Another important question impacting both title insurers and mortgage lenders is lack of clarity regarding proper venue for foreclosures on fee land within a reservation’s boundaries. When land is held in trust or restricted fee, a tribal court is assumed to be the proper venue for a foreclosure action. On fee land within the boundaries of a reservation, however, the question of venue may be unclear.
When a borrower tries to contest a foreclosure conducted pursuant to state law in tribal court, the lender is put in the position of establishing that state court is the proper venue. The lender must consider not only jurisdiction and venue related issues, but also what law governs the mortgage document. If an Indian borrower seeks to dispute a foreclosure in tribal court, the contractual test in Montana may be triggered. Under Montana, a tribal court would likely not have jurisdiction over a matter involving a non-Indian borrower, but it may have jurisdiction in a matter involving an Indian borrower.
Lenders, however, have no way of knowing whether borrowers will have the opportunity to contest a foreclosure in tribal court because, under federal fair housing laws, lenders are prohibited from making any inquiry as to a borrower’s Indian tribal citizenship when making a loan. Therefore, even if a loan document states an express preference for state courts and state law, Indian owners of fee land within the boundaries of a reservation may be able to avail themselves of protections afforded under tribal law to prevent foreclosure.
As the various issues discussed in this essay make clear, the impact of the McGirt ruling extends well beyond Oklahoma—and beyond the criminal law. The McGirt decision has been invoked in cases involving land disputes across the country, including in states such as Wisconsin, Washington, Minnesota, and Michigan.

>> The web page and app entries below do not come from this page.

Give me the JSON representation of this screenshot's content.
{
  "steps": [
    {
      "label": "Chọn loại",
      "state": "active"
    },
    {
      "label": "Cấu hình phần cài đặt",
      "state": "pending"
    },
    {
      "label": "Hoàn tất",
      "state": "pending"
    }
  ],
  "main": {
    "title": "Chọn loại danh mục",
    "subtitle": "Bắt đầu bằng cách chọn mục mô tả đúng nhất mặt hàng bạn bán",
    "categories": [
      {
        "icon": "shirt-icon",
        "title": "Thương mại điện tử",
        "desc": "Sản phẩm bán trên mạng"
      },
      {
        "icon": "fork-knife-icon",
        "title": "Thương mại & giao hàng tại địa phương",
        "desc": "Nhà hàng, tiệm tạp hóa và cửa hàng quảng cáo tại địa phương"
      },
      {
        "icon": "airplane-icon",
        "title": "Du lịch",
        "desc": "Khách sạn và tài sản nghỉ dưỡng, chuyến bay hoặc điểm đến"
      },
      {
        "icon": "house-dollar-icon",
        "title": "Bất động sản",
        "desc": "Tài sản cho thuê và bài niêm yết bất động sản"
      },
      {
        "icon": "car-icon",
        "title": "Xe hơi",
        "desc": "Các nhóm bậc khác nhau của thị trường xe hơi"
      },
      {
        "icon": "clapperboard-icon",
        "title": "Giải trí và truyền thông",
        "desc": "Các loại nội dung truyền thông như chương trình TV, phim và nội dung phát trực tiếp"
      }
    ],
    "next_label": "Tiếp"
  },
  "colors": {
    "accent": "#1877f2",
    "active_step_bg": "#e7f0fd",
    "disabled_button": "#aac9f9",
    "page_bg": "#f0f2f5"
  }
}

Despite acknowledging the Muscogee (Creek) Reservation, McGirt does not provide answers to questions about regulatory jurisdiction over fee land inside the boundaries of a reservation. Until there is more certainty, lenders and title insurance companies must continue to carefully consider the laws of both the tribe and the state when underwriting transactions on these lands.
This essay is part of a series entitled Native Peoples, Tribal Sovereignty, and Regulation.